In the recent Facebook data breach, some 30 million users were exposed during an attack by the hackers. Here’s how to check whether your data was breached in the latest Facebook breach.
At the end of last month, Facebook made a shocking disclosure. As many as 90 million of its users may have had their so-called access tokens which keep you logged into your account, so you don’t have to sign in every time was stolen by hackers. Afterwards Facebook put the actual number at 30 million users. Here’s how to see if you were one of them, and if so, what the hackers got from your account.
After the recent Facebook data breach, this is a good time to rethink what you post on social media. Just because Facebook wants your hometown, your gender, and your birthdate, you don’t have to give it to them.
One important step is to simply, well, lie. When you’re setting up an account, you don’t have to tell the whole truth. Who’s to know (besides you and a few close friends) if you substitute the date of your anniversary or the publication date of the novel “1984” for your birthday? The dozens of acquaintances who offer you birthday wishes every year will be none the wiser.
Don’t put anything on Facebook that you wouldn’t want public, and when answering those pesky account security questions, you can give an answer that’s not quite accurate but remains easy for you to remember. Maybe tell your bank that you were born in Tokyo (where your favorite team plays) rather than Jack, where you were actually born.
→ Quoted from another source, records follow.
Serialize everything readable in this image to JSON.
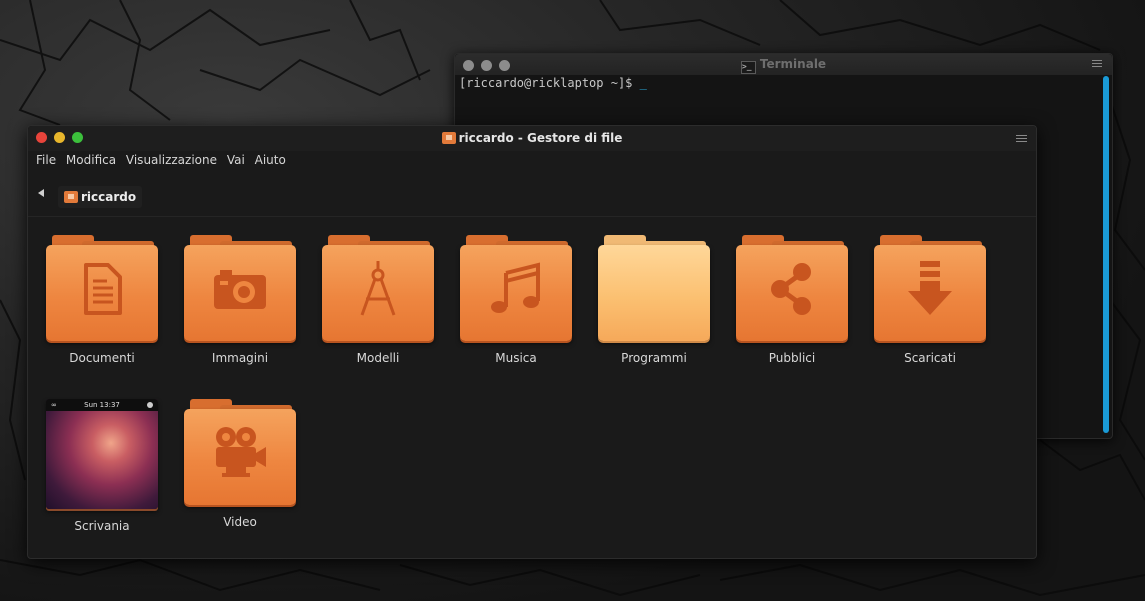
{
  "terminal": {
    "title": "Terminale",
    "prompt": "[riccardo@ricklaptop ~]$ ",
    "cursor": "_"
  },
  "file_manager": {
    "title": "riccardo - Gestore di file",
    "menu": [
      "File",
      "Modifica",
      "Visualizzazione",
      "Vai",
      "Aiuto"
    ],
    "breadcrumb": "riccardo",
    "items": [
      {
        "label": "Documenti",
        "icon": "document-icon"
      },
      {
        "label": "Immagini",
        "icon": "camera-icon"
      },
      {
        "label": "Modelli",
        "icon": "compass-icon"
      },
      {
        "label": "Musica",
        "icon": "music-icon"
      },
      {
        "label": "Programmi",
        "icon": "folder-icon"
      },
      {
        "label": "Pubblici",
        "icon": "share-icon"
      },
      {
        "label": "Scaricati",
        "icon": "download-icon"
      },
      {
        "label": "Scrivania",
        "icon": "desktop-thumbnail"
      },
      {
        "label": "Video",
        "icon": "video-camera-icon"
      }
    ],
    "desktop_thumb_clock": "Sun 13:37"
  },
  "colors": {
    "folder_orange": "#ee8640",
    "folder_light": "#fbc071",
    "close": "#e8443b",
    "minimize": "#e8b62c",
    "maximize": "#3cc03c",
    "terminal_scrollbar": "#1a9ad6"
  }
}
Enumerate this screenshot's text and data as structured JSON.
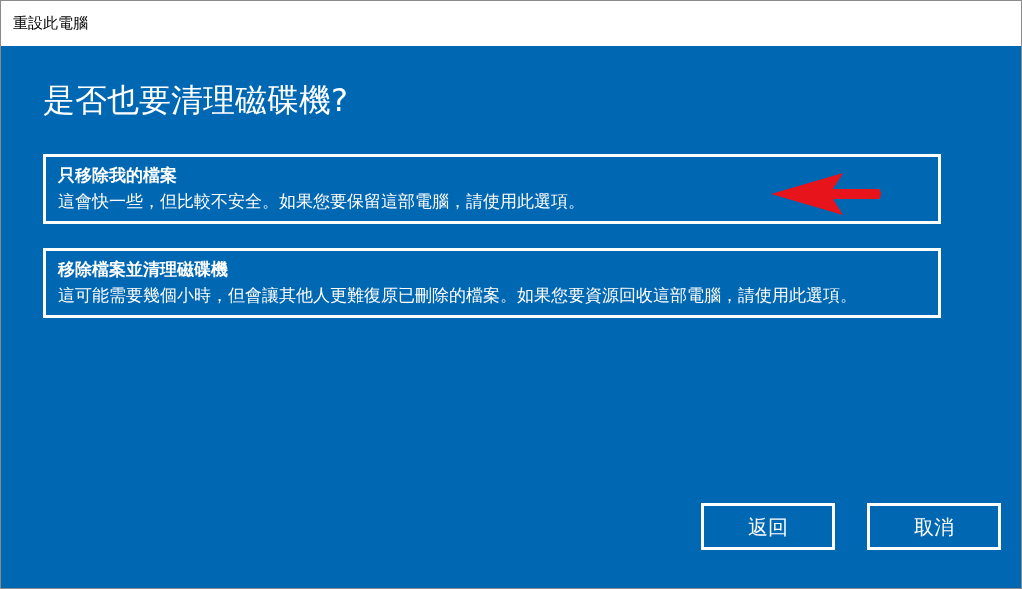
{
  "window": {
    "title": "重設此電腦"
  },
  "heading": "是否也要清理磁碟機?",
  "options": [
    {
      "title": "只移除我的檔案",
      "description": "這會快一些，但比較不安全。如果您要保留這部電腦，請使用此選項。",
      "annotated": true
    },
    {
      "title": "移除檔案並清理磁碟機",
      "description": "這可能需要幾個小時，但會讓其他人更難復原已刪除的檔案。如果您要資源回收這部電腦，請使用此選項。",
      "annotated": false
    }
  ],
  "buttons": [
    "返回",
    "取消"
  ]
}
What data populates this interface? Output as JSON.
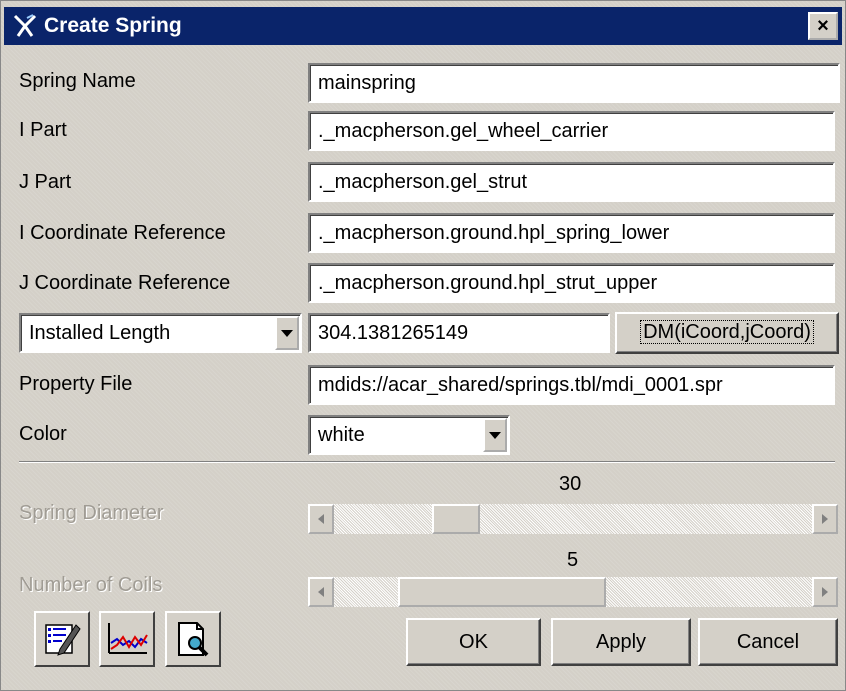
{
  "window": {
    "title": "Create Spring",
    "close_label": "×"
  },
  "fields": {
    "spring_name": {
      "label": "Spring Name",
      "value": "mainspring"
    },
    "i_part": {
      "label": "I Part",
      "value": "._macpherson.gel_wheel_carrier"
    },
    "j_part": {
      "label": "J Part",
      "value": "._macpherson.gel_strut"
    },
    "i_coord": {
      "label": "I Coordinate Reference",
      "value": "._macpherson.ground.hpl_spring_lower"
    },
    "j_coord": {
      "label": "J Coordinate Reference",
      "value": "._macpherson.ground.hpl_strut_upper"
    },
    "length": {
      "mode": "Installed Length",
      "value": "304.1381265149",
      "button": "DM(iCoord,jCoord)"
    },
    "property_file": {
      "label": "Property File",
      "value": "mdids://acar_shared/springs.tbl/mdi_0001.spr"
    },
    "color": {
      "label": "Color",
      "value": "white"
    }
  },
  "sliders": {
    "diameter": {
      "label": "Spring Diameter",
      "value": "30"
    },
    "coils": {
      "label": "Number of Coils",
      "value": "5"
    }
  },
  "buttons": {
    "ok": "OK",
    "apply": "Apply",
    "cancel": "Cancel"
  },
  "icons": [
    "edit-properties-icon",
    "plot-icon",
    "view-file-icon"
  ]
}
If you are signed in to Facebook, you’ll see the status of your account and whether it was affected by the breach. If you don’t see the box, sign in to your Facebook account and go back to the page. For starters, it’s never a bad idea to reset your password when something like this happens.
Also, if you’re still not using a password manager or two-factor authentication, now’s a good time to change that.
Facebook Damage Control
From the Facebook aspect, it’s definitely worthwhile to see what information of yours was accessed as a result of this breach.
If you want to know whether or not your information was included in the Facebook breach, the company says that it is sending notifications to affected users over the “coming days.”
If you don’t feel like waiting for that notification or don’t necessarily trust Facebook not to make mistakes in who it contacts — there’s another solution as well. Visit the webpage <https://en-gb.facebook.com/help/securitynotice?ref=sec> and ensure that you are logged into your Facebook account. Scroll down to the bottom and you’ll see a section called, “Is my Facebook account impacted by this security issue?” From there, Facebook will explain whether or not your data was accessed by hackers.
For instance, this is the message some of the users will see for their Facebook account.
“Based on what we’ve learned so far, your Facebook account has not been impacted by this security incident. If we find more Facebook accounts were impacted, we will reset their access tokens and notify those accounts.”
Of course, while the 30 million users affected is lower than Facebook’s initial estimate, the company adds that it has not ruled out the “possibility of smaller-scale attacks,” which means that number could grow as the investigation continues.
Facebook offers some advice about how to avoid phishing attempts, like being “cautious of unwanted phone calls, text messages or emails from people you don’t know.” Presumably, you were doing this anyway. The rest of the advice is similarly rudimentary, but that’s in part because there’s only so much you can do to stop that kind of attack. If a determined phisher wants to get you, they almost certainly will eventually. Especially if they have access to the kind of data that Facebook’s security fail has given away!